“We will not try to reform existing institutions. We only intend to weaken them, and eventually destroy them. We will endeavor to knock our opponents off-balance and unsettle them at every opportunity. . . . We will maintain a constant barrage of criticism against the Left. We will attack the very legitimacy of the Left. We will not give them a moment’s rest. We will endeavor to prove that the Left does not deserve to hold sway over the heart and mind of a single American.

And we thought you’d forsaken us.

A Time Magazine article added to this that;

“The Bush administration is apparently quite cozy with Weyrich.  Each Wednesday Rove dispatches a top administration official to attend the regular conservative-coalition lunches held at Paul Weyrich’s Free Congress Foundation. When activists call his office with a problem, Rove doesn’t pass them off to an aide. He often responds himself. When Weyrich heard a few weeks ago that Bush’s budget slashed funding for a favorite project called the Police Corps, which gives scholarships and training to police cadets, he complained to the White House. To Weyrich’s surprise, Rove called back. “We’ve taken care of it,” Rove said. “The problem is solved.” Weyrich, who says his memos to the Reagan and Bush Sr. White Houses were rarely read, was impressed. “That,” he gushes, “is what it means to have friends in the White House.” More →

NEA: Anatomy of the Far Right

This is actually an old article I ran across today – from 1998.  The same year Hillary Clinton spoke up about the “vast right-wing conspiracy”.  Published in the conservative Washington Times, the article heaped a lot of scorn on the NEA’s findings But that is not the object of this post…

                                            [note:  “the fold” is in tribute to the writers at the Daily Kos who have been working as a true grassroots movement to expose ALEC]

The NEA report maintains that choking off NEA funding is not an end in itself, “but that the conservative movement considers it “a critical step in achieving its broader aims, a state-by-state assault on public education.”

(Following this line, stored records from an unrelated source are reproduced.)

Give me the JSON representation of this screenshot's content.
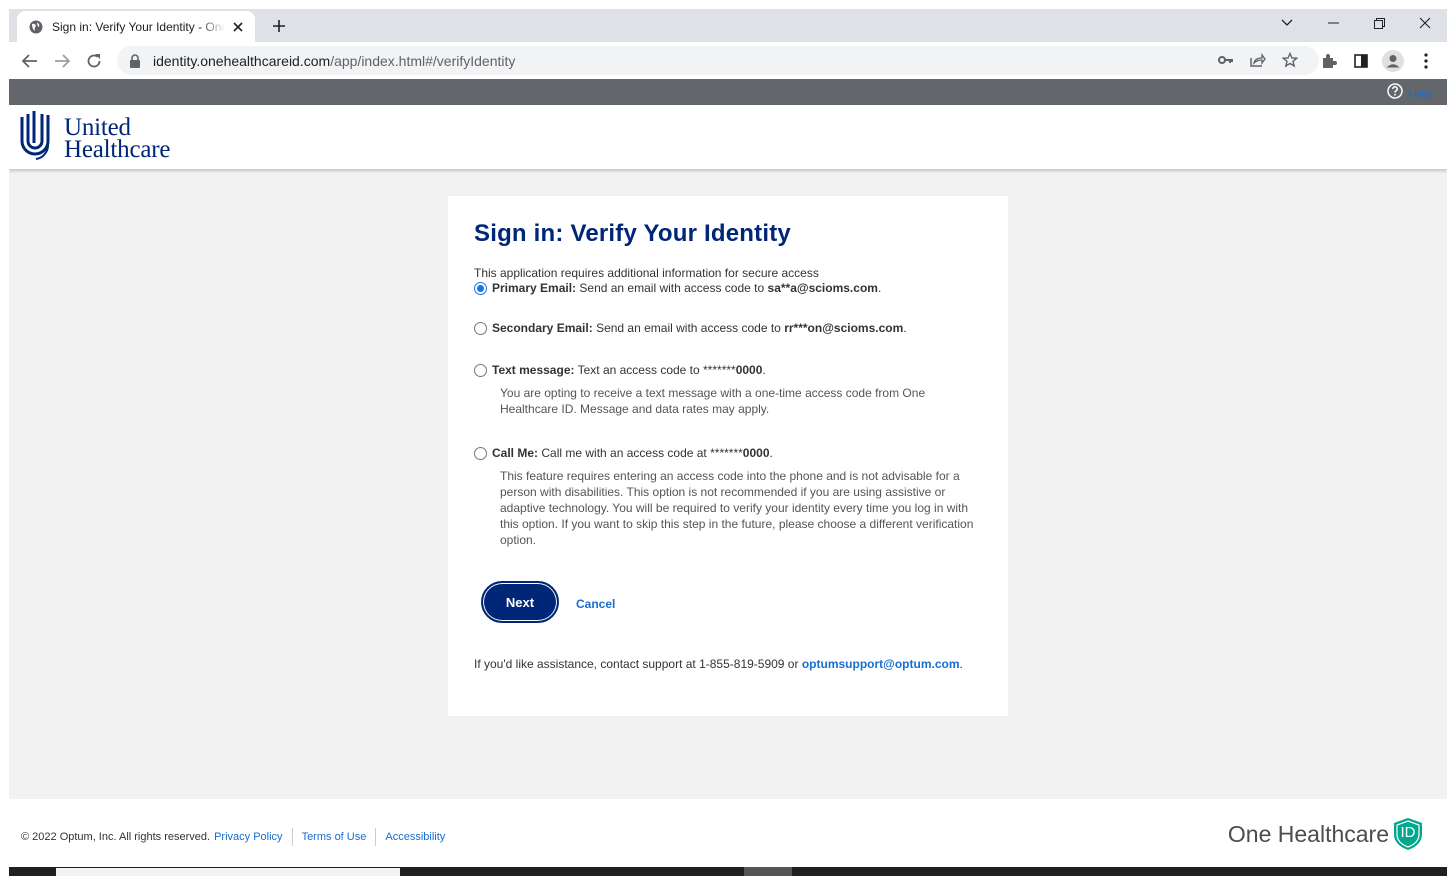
{
  "browser": {
    "tab_title": "Sign in: Verify Your Identity - One Healthcare ID",
    "url_host": "identity.onehealthcareid.com",
    "url_path": "/app/index.html#/verifyIdentity"
  },
  "helpbar": {
    "help_label": "Help"
  },
  "header": {
    "brand_line1": "United",
    "brand_line2": "Healthcare"
  },
  "card": {
    "title": "Sign in: Verify Your Identity",
    "intro": "This application requires additional information for secure access",
    "options": [
      {
        "label": "Primary Email:",
        "text": "Send an email with access code to",
        "target": "sa**a@scioms.com",
        "suffix": ".",
        "checked": true
      },
      {
        "label": "Secondary Email:",
        "text": "Send an email with access code to",
        "target": "rr***on@scioms.com",
        "suffix": ".",
        "checked": false
      },
      {
        "label": "Text message:",
        "text": "Text an access code to *******",
        "target": "0000",
        "suffix": ".",
        "checked": false,
        "note": "You are opting to receive a text message with a one-time access code from One Healthcare ID. Message and data rates may apply."
      },
      {
        "label": "Call Me:",
        "text": "Call me with an access code at *******",
        "target": "0000",
        "suffix": ".",
        "checked": false,
        "note": "This feature requires entering an access code into the phone and is not advisable for a person with disabilities. This option is not recommended if you are using assistive or adaptive technology. You will be required to verify your identity every time you log in with this option. If you want to skip this step in the future, please choose a different verification option."
      }
    ],
    "next_label": "Next",
    "cancel_label": "Cancel",
    "assist_text": "If you'd like assistance, contact support at 1-855-819-5909 or",
    "assist_email": "optumsupport@optum.com",
    "assist_suffix": "."
  },
  "footer": {
    "copyright": "© 2022 Optum, Inc. All rights reserved.",
    "privacy": "Privacy Policy",
    "terms": "Terms of Use",
    "accessibility": "Accessibility",
    "brand": "One Healthcare",
    "brand_badge": "ID"
  },
  "colors": {
    "navy": "#002677",
    "link": "#196ecf",
    "helpbar": "#63666a",
    "page_bg": "#f2f2f2",
    "brand_teal": "#00a88e"
  }
}
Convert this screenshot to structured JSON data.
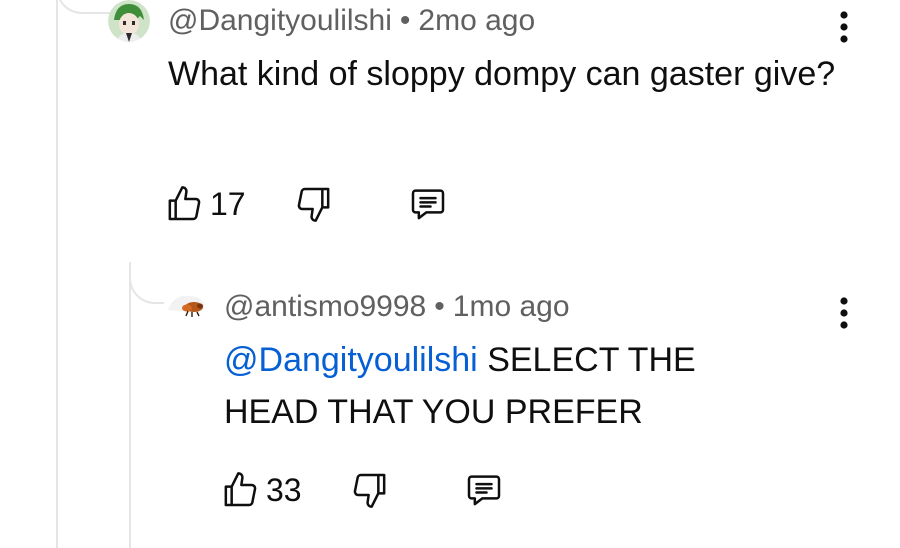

The report, prepared by NEA researchers led by political
consultant Robert Watson, lists not only such high-profile groups as Heritage and Cato, but also focuses on lesser known organizations that help coordinate state and national conservative strategies, including the Council for National Policy, the American Legislative Exchange Council and the State Policy Network.

The study began in January when the California Teachers Association asked for help fighting Proposition 226, NEA
spokeswoman Kathleen Lyons said. Mr. Watson was hired as project leader for the NEA research effort. By the time Proposition 226 was defeated, the NEA “had compiled a lot of information and … saw it would be useful to a lot of our state and local affiliates,” Miss Lyons said, and decided to prepare a full report for nationwide distribution.

Miss Lyons did a great service documenting what she found back in 1998.  Please check out the infographic that was made from the NEA studies–and then compare it with information that Bob Sloan has researched and published about “The Cabal” here and on the Daily Kos.  Or from some excellent articles we have reposted on this site from Truthout or ALECexposed/Sourcewarch.

You can see the infographic if  you will please click hereShould you print it, be sure to use at least 8.5×14″ paper so that you will be able to read everything very clearly.

The NEA’s work in 1998 was eerily prescient and well assembled as you will see.  You can read the report if you will please click here.  (The link in the article to the report is dead, but here it is from the Archive.)

And if you will please click here you will see that the tenor of conservative comments has not changed since 1998 either.  This is either “extremely” (get the pun?) disturbing, or comedy worthy of George Carlin.